Graphics APIs in gaming

It’s not easy to simply decide which API is better for gaming. DirectX and OpenGL have their unique qualities, pros and cons and none is superior.

Additionally, neither of them has significant performance differences, despite common online claims that OpenGL works smoother and more efficiently. Performance-wise it is safe to say that a well-written game will work almost equally sufficiently using OpenGL, or DirectX.

There are a number of well-written and optimized games created on both, OpenGL, and DirectX APIs. Here are some of the most iconic and prised games created with OpenGL:

  • Call of Duty 4: Modern Warfare (2007)
  • Wolfenstein (2009)
  • Left 4 Dead (2008)
  • Far Cry (2004)
  • Enemy Territory: Quake Wars (2007)

A short list of the most known games created with the help of DirectX:

  • World of Warcraft (2004)
  • Battlefield: Bad Company 2 (2010)
  • Sid Meier’s Civilization V (2010)
  • Stalker: Call of Pripyat (2010)
  • Alien vs. Predator (2010)

Advantages of using OpenGL

As mentioned before, one of the biggest advantages of using OpenGL is its simplicity and open-source structure. It is worth remembering that OpenGL is not platform-limited. It can be used on any mainstream platform like Windows, Android, and consoles, making it a more efficient API because developers can use the same code base to create graphically demanding software on multiple platforms.

Advantages of using DirectX

The most significant advantage that DirectX has over OpenGL is its compatibility with Windows operating systems. It was designed especially for this environment and this is where the API thrives. Microsoft’s support for their API is a huge advantage during the development of games. It’s safe to say that in most cases, Windows applications created using DirectX will perform better

Conclusion: Which API is better for you?

There are several factors that we should take into consideration when choosing the right API. DirectX is most commonly used nowadays as many games are first created for Windows and Xbox, and later on ported to other platforms.

However, if the game is being created for platforms other than Windows, you should consider OpenGL as a better choice.
According to multiple tests, performance-wise the differences are fairly negligible, especially when using the Unity engine.

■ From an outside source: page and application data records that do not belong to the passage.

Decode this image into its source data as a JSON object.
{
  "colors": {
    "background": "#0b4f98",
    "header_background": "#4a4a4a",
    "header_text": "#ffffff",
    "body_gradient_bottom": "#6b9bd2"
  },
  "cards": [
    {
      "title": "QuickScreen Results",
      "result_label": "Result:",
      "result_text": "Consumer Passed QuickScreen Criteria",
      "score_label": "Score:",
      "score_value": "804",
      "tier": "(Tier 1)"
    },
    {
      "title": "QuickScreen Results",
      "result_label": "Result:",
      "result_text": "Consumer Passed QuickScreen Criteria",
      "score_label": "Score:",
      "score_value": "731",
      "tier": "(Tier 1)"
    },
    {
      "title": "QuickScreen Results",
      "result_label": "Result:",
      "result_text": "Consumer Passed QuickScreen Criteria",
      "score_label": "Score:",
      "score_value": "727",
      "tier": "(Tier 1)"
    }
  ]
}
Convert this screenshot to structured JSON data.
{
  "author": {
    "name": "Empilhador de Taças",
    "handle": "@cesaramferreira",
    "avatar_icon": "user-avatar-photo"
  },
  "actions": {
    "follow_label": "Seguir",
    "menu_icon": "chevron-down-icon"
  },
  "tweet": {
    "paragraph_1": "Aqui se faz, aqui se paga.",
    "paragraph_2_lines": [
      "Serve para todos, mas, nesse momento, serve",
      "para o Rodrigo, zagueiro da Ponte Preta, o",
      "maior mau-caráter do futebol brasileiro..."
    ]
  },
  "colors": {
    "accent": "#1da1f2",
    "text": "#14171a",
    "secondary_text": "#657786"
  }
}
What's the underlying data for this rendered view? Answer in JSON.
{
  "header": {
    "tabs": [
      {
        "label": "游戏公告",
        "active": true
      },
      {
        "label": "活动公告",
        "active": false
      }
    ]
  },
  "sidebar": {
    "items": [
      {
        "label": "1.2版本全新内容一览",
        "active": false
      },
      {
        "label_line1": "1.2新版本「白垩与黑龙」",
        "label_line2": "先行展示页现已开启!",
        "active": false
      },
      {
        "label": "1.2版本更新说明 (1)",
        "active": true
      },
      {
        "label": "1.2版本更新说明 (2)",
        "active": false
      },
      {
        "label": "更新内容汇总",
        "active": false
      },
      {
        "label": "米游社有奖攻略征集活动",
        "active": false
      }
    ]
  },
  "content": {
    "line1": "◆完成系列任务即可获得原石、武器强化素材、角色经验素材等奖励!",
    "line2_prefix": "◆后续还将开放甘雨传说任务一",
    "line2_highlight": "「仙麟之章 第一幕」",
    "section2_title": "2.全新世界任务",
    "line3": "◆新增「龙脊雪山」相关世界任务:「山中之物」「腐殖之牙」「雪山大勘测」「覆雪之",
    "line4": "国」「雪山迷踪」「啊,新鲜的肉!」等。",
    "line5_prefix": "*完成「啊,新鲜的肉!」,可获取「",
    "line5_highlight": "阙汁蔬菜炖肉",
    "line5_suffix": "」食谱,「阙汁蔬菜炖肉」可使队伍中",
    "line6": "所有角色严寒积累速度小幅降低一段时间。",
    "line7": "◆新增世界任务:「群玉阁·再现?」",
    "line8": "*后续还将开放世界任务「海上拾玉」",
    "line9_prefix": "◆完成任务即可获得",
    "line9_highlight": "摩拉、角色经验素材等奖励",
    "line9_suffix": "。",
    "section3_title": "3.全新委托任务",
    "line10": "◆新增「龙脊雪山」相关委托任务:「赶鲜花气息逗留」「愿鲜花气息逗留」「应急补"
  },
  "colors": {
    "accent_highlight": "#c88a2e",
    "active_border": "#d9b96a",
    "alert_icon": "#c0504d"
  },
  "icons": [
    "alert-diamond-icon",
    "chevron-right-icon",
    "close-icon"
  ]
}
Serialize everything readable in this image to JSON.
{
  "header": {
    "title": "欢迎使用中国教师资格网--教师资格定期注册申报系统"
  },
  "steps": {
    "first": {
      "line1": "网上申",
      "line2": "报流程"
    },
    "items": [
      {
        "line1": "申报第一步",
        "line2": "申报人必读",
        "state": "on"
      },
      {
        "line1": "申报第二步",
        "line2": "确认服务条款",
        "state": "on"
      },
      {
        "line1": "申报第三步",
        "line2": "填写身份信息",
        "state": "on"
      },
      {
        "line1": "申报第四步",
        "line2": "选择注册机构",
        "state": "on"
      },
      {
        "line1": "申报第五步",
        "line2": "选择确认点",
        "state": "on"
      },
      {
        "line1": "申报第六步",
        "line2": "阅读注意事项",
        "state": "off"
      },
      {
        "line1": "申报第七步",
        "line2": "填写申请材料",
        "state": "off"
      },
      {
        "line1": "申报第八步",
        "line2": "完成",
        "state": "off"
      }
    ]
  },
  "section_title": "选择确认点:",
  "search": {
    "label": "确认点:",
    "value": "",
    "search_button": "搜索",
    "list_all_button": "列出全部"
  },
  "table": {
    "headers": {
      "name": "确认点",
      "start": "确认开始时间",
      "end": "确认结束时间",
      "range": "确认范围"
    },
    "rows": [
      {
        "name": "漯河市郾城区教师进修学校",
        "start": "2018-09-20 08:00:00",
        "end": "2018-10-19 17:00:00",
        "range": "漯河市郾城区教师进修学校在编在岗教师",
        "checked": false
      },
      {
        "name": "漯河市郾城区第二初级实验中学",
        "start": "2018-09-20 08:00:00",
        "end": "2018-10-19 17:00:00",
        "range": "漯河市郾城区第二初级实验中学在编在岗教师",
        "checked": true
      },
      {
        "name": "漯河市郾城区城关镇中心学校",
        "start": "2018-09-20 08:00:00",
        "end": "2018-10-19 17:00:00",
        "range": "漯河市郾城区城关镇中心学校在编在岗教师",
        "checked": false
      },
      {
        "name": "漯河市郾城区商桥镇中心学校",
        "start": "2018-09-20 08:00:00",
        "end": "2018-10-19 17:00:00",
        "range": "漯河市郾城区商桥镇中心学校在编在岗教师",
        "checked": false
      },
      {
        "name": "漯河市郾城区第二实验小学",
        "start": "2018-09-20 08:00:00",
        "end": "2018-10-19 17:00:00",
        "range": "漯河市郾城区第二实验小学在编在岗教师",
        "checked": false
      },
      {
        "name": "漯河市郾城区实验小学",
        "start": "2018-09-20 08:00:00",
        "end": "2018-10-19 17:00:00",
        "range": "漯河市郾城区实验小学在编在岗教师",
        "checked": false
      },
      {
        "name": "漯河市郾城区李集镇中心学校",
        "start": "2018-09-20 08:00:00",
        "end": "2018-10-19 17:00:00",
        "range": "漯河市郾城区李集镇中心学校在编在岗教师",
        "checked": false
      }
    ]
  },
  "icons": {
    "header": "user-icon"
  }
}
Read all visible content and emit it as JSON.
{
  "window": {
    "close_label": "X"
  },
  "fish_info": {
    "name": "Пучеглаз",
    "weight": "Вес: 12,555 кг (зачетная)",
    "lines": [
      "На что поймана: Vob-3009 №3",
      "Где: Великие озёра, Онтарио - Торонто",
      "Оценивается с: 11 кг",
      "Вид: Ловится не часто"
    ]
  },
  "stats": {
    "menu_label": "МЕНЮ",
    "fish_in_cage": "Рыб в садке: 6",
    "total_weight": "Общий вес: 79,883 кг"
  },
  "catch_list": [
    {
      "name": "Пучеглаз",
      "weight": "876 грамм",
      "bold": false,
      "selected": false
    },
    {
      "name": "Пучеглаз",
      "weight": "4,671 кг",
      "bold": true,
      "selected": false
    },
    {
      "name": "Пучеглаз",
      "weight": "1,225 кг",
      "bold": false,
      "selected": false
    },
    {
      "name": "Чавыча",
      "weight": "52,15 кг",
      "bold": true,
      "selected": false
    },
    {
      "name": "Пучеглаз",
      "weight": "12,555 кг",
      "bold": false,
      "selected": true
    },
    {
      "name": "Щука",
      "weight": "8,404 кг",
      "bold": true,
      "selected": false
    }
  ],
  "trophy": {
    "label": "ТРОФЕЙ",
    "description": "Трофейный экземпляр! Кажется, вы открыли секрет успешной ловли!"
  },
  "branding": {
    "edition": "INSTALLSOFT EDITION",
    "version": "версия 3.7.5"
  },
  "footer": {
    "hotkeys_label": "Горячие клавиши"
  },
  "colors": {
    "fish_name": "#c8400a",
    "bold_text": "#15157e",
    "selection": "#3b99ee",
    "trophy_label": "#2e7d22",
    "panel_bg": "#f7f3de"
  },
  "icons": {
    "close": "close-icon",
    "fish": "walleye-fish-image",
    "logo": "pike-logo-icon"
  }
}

In conclusion, while OpenGL and DirectX have distinct characteristics and cater to different ecosystems, both APIs contribute to the advancement of gaming technology and will continue to coexist, each fulfilling specific roles in shaping the future of gaming.

Developers will choose between them based on factors such as target platforms, performance requirements, and compatibility needs, ensuring a diverse and dynamic gaming ecosystem for players worldwide.